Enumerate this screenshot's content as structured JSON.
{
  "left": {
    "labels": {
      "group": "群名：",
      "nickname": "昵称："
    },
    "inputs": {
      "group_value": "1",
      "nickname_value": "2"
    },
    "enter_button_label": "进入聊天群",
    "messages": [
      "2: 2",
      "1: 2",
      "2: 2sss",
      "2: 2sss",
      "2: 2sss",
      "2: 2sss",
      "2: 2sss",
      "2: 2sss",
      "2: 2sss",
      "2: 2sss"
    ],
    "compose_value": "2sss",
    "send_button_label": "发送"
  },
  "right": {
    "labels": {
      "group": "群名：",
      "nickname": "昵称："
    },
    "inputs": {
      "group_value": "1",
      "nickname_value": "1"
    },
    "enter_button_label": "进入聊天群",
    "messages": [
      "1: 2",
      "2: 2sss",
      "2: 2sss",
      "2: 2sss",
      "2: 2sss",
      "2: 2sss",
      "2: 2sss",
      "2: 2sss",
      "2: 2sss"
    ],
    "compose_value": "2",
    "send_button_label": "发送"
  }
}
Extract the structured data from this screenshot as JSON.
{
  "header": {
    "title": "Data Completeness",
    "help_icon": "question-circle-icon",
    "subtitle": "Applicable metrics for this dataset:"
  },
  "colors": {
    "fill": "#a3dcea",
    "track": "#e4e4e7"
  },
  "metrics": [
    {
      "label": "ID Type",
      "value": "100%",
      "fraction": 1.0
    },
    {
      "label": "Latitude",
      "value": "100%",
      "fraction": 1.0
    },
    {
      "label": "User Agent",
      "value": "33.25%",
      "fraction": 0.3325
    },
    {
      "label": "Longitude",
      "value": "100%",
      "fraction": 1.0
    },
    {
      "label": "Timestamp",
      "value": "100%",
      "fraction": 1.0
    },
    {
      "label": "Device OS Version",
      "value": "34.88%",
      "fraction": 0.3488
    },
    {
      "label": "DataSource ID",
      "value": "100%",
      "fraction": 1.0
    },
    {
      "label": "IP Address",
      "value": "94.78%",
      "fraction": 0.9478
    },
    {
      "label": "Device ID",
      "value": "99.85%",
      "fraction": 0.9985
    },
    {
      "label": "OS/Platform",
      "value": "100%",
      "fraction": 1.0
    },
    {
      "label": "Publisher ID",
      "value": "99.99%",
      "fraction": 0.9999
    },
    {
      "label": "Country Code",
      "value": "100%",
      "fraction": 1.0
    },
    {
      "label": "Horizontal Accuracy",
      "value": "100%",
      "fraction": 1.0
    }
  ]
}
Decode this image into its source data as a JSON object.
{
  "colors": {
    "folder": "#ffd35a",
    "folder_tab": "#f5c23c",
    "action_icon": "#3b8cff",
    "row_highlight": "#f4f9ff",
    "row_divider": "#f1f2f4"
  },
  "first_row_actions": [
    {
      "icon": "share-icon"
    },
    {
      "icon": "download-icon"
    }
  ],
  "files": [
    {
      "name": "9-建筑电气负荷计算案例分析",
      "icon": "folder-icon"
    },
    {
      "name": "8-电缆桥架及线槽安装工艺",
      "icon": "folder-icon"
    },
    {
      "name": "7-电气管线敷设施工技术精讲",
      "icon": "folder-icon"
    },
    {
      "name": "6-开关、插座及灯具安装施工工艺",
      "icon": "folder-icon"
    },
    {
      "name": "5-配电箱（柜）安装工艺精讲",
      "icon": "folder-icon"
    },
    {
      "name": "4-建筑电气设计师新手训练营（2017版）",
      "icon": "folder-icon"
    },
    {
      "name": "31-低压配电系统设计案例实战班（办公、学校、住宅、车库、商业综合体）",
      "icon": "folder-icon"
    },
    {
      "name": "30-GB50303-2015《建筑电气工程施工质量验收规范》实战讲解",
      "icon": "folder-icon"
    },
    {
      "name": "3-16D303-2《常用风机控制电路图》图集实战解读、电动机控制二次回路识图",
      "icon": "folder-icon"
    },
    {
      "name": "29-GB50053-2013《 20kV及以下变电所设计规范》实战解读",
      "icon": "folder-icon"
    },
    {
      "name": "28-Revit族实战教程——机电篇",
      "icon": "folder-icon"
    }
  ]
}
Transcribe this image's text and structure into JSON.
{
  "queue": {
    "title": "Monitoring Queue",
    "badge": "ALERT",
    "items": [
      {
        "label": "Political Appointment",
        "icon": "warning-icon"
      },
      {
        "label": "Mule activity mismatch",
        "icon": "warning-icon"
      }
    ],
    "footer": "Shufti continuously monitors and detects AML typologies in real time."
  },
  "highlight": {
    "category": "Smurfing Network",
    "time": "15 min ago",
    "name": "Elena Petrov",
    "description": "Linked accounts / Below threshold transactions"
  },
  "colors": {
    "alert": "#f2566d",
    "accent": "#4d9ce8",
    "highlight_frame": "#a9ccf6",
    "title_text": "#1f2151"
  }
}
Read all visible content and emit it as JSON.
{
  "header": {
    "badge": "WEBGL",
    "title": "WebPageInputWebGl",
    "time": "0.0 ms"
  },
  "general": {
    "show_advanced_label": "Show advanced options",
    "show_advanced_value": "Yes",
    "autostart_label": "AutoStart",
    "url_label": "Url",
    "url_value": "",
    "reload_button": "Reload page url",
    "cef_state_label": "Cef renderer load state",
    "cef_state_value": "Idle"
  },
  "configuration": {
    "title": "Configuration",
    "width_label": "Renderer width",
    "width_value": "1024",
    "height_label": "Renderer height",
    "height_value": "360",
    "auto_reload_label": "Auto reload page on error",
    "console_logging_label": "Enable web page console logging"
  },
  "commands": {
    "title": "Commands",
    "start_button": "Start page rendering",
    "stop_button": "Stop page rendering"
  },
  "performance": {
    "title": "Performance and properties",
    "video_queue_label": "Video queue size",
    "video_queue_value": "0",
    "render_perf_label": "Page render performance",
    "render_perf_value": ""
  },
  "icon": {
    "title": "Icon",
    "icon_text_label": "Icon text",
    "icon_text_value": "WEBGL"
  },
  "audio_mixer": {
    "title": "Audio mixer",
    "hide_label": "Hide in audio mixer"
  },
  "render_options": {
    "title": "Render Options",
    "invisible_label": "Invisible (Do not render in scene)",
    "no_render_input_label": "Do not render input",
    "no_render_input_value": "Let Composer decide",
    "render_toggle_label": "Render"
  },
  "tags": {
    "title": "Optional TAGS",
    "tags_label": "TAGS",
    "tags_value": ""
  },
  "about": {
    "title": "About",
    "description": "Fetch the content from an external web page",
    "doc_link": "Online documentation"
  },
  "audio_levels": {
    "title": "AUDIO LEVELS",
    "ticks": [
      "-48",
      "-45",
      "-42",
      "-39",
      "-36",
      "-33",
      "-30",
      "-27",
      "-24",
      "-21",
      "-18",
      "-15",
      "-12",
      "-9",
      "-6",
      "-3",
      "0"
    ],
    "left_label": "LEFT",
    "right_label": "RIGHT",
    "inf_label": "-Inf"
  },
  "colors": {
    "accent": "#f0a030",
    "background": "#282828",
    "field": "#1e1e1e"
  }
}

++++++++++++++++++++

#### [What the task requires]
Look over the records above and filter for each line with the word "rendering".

#### [Answer box]
    "start_button": "Start page rendering",
    "stop_button": "Stop page rendering"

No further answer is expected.